=== Directions for this task ===
Give the data below again exactly as written, without its pictures.

=== Excerpts from a dataset ===
.....

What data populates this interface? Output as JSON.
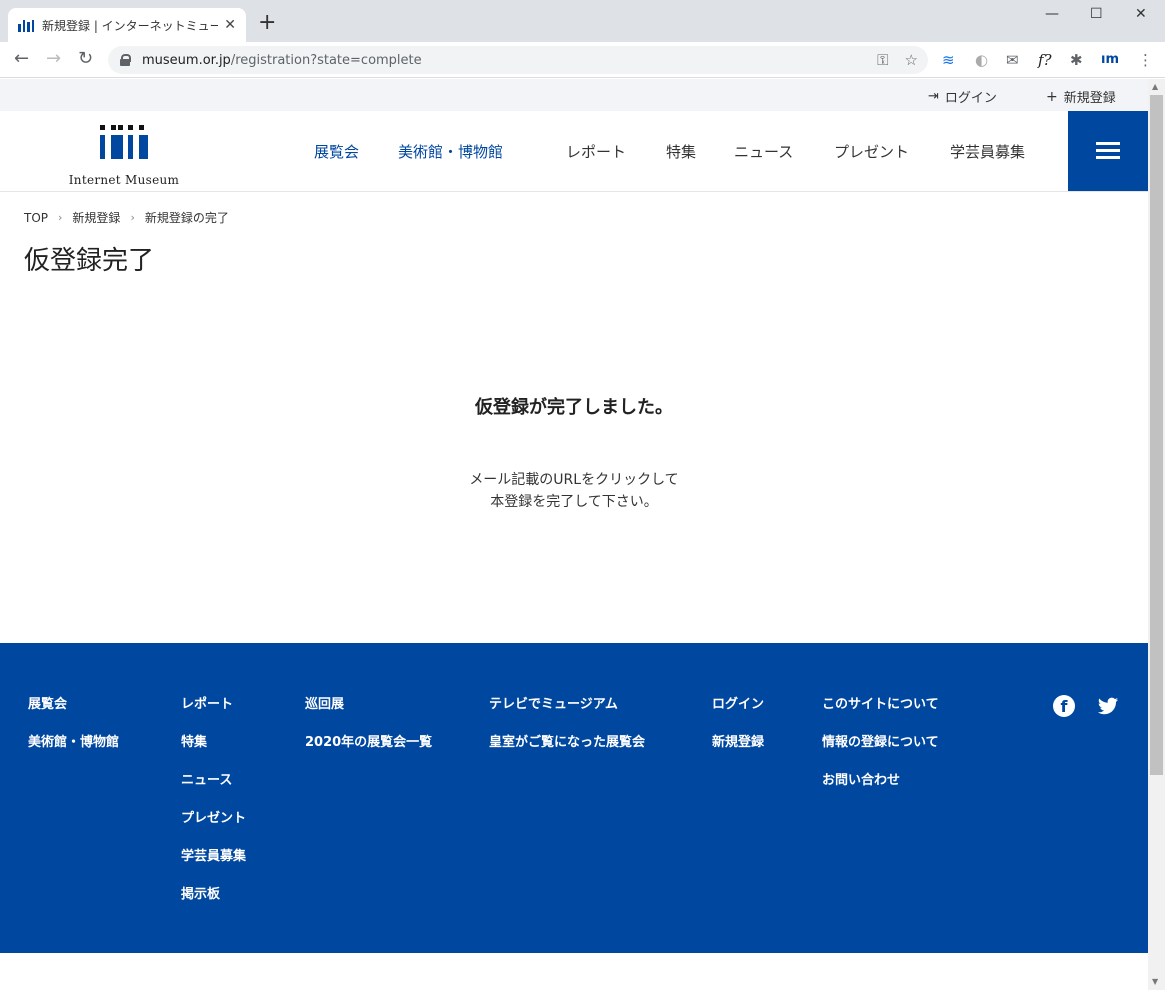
{
  "browser": {
    "tab_title": "新規登録 | インターネットミュージアム",
    "tab_close": "✕",
    "new_tab": "+",
    "url_host": "museum.or.jp",
    "url_path": "/registration?state=complete"
  },
  "utility": {
    "login_label": "ログイン",
    "register_label": "新規登録"
  },
  "logo": {
    "text": "Internet Museum"
  },
  "gnav": {
    "items": [
      "展覧会",
      "美術館・博物館",
      "レポート",
      "特集",
      "ニュース",
      "プレゼント",
      "学芸員募集"
    ]
  },
  "breadcrumb": {
    "items": [
      "TOP",
      "新規登録",
      "新規登録の完了"
    ]
  },
  "page": {
    "title": "仮登録完了",
    "heading": "仮登録が完了しました。",
    "message_line1": "メール記載のURLをクリックして",
    "message_line2": "本登録を完了して下さい。"
  },
  "footer": {
    "col1": [
      "展覧会",
      "美術館・博物館"
    ],
    "col2": [
      "レポート",
      "特集",
      "ニュース",
      "プレゼント",
      "学芸員募集",
      "掲示板"
    ],
    "col3": [
      "巡回展",
      "2020年の展覧会一覧"
    ],
    "col4": [
      "テレビでミュージアム",
      "皇室がご覧になった展覧会"
    ],
    "col5": [
      "ログイン",
      "新規登録"
    ],
    "col6": [
      "このサイトについて",
      "情報の登録について",
      "お問い合わせ"
    ]
  },
  "colors": {
    "brand_blue": "#0047a0",
    "utility_bg": "#f2f4f7"
  }
}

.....

=== Exercise response ===
What data populates this interface? Output as JSON.
{
  "browser": {
    "tab_title": "新規登録 | インターネットミュージアム",
    "tab_close": "✕",
    "new_tab": "+",
    "url_host": "museum.or.jp",
    "url_path": "/registration?state=complete"
  },
  "utility": {
    "login_label": "ログイン",
    "register_label": "新規登録"
  },
  "logo": {
    "text": "Internet Museum"
  },
  "gnav": {
    "items": [
      "展覧会",
      "美術館・博物館",
      "レポート",
      "特集",
      "ニュース",
      "プレゼント",
      "学芸員募集"
    ]
  },
  "breadcrumb": {
    "items": [
      "TOP",
      "新規登録",
      "新規登録の完了"
    ]
  },
  "page": {
    "title": "仮登録完了",
    "heading": "仮登録が完了しました。",
    "message_line1": "メール記載のURLをクリックして",
    "message_line2": "本登録を完了して下さい。"
  },
  "footer": {
    "col1": [
      "展覧会",
      "美術館・博物館"
    ],
    "col2": [
      "レポート",
      "特集",
      "ニュース",
      "プレゼント",
      "学芸員募集",
      "掲示板"
    ],
    "col3": [
      "巡回展",
      "2020年の展覧会一覧"
    ],
    "col4": [
      "テレビでミュージアム",
      "皇室がご覧になった展覧会"
    ],
    "col5": [
      "ログイン",
      "新規登録"
    ],
    "col6": [
      "このサイトについて",
      "情報の登録について",
      "お問い合わせ"
    ]
  },
  "colors": {
    "brand_blue": "#0047a0",
    "utility_bg": "#f2f4f7"
  }
}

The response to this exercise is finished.